• **WHAT YOU HAVE TO DO**
Output the entire listing that follows verbatim.

• **RECORDS FOR THE TASK**
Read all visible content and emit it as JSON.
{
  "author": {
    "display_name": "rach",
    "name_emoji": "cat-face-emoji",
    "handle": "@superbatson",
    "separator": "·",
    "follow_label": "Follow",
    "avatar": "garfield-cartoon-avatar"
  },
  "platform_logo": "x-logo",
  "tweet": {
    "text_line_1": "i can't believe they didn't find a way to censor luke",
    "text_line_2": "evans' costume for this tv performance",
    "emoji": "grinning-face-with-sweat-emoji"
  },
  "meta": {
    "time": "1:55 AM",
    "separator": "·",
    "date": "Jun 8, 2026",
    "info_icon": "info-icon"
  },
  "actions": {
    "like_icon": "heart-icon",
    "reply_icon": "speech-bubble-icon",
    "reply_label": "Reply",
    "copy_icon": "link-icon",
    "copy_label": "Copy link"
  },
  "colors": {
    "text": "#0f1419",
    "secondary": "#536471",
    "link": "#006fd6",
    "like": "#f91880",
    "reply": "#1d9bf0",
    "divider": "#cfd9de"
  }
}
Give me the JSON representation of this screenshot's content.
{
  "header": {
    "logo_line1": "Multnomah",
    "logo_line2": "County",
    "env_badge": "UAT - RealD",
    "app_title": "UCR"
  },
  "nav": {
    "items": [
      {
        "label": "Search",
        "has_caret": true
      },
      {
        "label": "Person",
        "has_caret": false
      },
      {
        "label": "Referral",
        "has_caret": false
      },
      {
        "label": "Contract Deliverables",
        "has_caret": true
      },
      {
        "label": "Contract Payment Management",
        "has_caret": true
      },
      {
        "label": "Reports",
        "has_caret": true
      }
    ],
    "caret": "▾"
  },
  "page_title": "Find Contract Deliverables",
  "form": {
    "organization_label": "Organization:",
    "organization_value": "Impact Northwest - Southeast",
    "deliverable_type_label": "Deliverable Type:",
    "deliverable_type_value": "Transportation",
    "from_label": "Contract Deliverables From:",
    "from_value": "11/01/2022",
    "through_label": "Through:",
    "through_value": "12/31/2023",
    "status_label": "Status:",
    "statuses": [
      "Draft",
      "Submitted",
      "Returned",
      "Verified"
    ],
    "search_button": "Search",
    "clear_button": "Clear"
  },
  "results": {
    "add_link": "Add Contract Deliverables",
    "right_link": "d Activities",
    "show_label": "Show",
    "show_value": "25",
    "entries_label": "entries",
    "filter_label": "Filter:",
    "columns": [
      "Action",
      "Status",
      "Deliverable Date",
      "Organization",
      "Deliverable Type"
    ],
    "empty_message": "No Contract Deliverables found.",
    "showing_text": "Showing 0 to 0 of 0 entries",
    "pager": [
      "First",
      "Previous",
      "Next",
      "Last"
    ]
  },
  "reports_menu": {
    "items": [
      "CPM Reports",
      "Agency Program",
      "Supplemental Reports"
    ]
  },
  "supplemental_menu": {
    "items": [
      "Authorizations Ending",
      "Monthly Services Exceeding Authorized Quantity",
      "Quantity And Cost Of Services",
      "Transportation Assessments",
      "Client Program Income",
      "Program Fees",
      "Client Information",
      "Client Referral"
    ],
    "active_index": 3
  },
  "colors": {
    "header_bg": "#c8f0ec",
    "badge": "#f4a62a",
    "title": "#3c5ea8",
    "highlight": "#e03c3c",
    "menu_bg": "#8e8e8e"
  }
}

• **RESPONSE AREA**
Read all visible content and emit it as JSON.
{
  "author": {
    "display_name": "rach",
    "name_emoji": "cat-face-emoji",
    "handle": "@superbatson",
    "separator": "·",
    "follow_label": "Follow",
    "avatar": "garfield-cartoon-avatar"
  },
  "platform_logo": "x-logo",
  "tweet": {
    "text_line_1": "i can't believe they didn't find a way to censor luke",
    "text_line_2": "evans' costume for this tv performance",
    "emoji": "grinning-face-with-sweat-emoji"
  },
  "meta": {
    "time": "1:55 AM",
    "separator": "·",
    "date": "Jun 8, 2026",
    "info_icon": "info-icon"
  },
  "actions": {
    "like_icon": "heart-icon",
    "reply_icon": "speech-bubble-icon",
    "reply_label": "Reply",
    "copy_icon": "link-icon",
    "copy_label": "Copy link"
  },
  "colors": {
    "text": "#0f1419",
    "secondary": "#536471",
    "link": "#006fd6",
    "like": "#f91880",
    "reply": "#1d9bf0",
    "divider": "#cfd9de"
  }
}
Give me the JSON representation of this screenshot's content.
{
  "header": {
    "logo_line1": "Multnomah",
    "logo_line2": "County",
    "env_badge": "UAT - RealD",
    "app_title": "UCR"
  },
  "nav": {
    "items": [
      {
        "label": "Search",
        "has_caret": true
      },
      {
        "label": "Person",
        "has_caret": false
      },
      {
        "label": "Referral",
        "has_caret": false
      },
      {
        "label": "Contract Deliverables",
        "has_caret": true
      },
      {
        "label": "Contract Payment Management",
        "has_caret": true
      },
      {
        "label": "Reports",
        "has_caret": true
      }
    ],
    "caret": "▾"
  },
  "page_title": "Find Contract Deliverables",
  "form": {
    "organization_label": "Organization:",
    "organization_value": "Impact Northwest - Southeast",
    "deliverable_type_label": "Deliverable Type:",
    "deliverable_type_value": "Transportation",
    "from_label": "Contract Deliverables From:",
    "from_value": "11/01/2022",
    "through_label": "Through:",
    "through_value": "12/31/2023",
    "status_label": "Status:",
    "statuses": [
      "Draft",
      "Submitted",
      "Returned",
      "Verified"
    ],
    "search_button": "Search",
    "clear_button": "Clear"
  },
  "results": {
    "add_link": "Add Contract Deliverables",
    "right_link": "d Activities",
    "show_label": "Show",
    "show_value": "25",
    "entries_label": "entries",
    "filter_label": "Filter:",
    "columns": [
      "Action",
      "Status",
      "Deliverable Date",
      "Organization",
      "Deliverable Type"
    ],
    "empty_message": "No Contract Deliverables found.",
    "showing_text": "Showing 0 to 0 of 0 entries",
    "pager": [
      "First",
      "Previous",
      "Next",
      "Last"
    ]
  },
  "reports_menu": {
    "items": [
      "CPM Reports",
      "Agency Program",
      "Supplemental Reports"
    ]
  },
  "supplemental_menu": {
    "items": [
      "Authorizations Ending",
      "Monthly Services Exceeding Authorized Quantity",
      "Quantity And Cost Of Services",
      "Transportation Assessments",
      "Client Program Income",
      "Program Fees",
      "Client Information",
      "Client Referral"
    ],
    "active_index": 3
  },
  "colors": {
    "header_bg": "#c8f0ec",
    "badge": "#f4a62a",
    "title": "#3c5ea8",
    "highlight": "#e03c3c",
    "menu_bg": "#8e8e8e"
  }
}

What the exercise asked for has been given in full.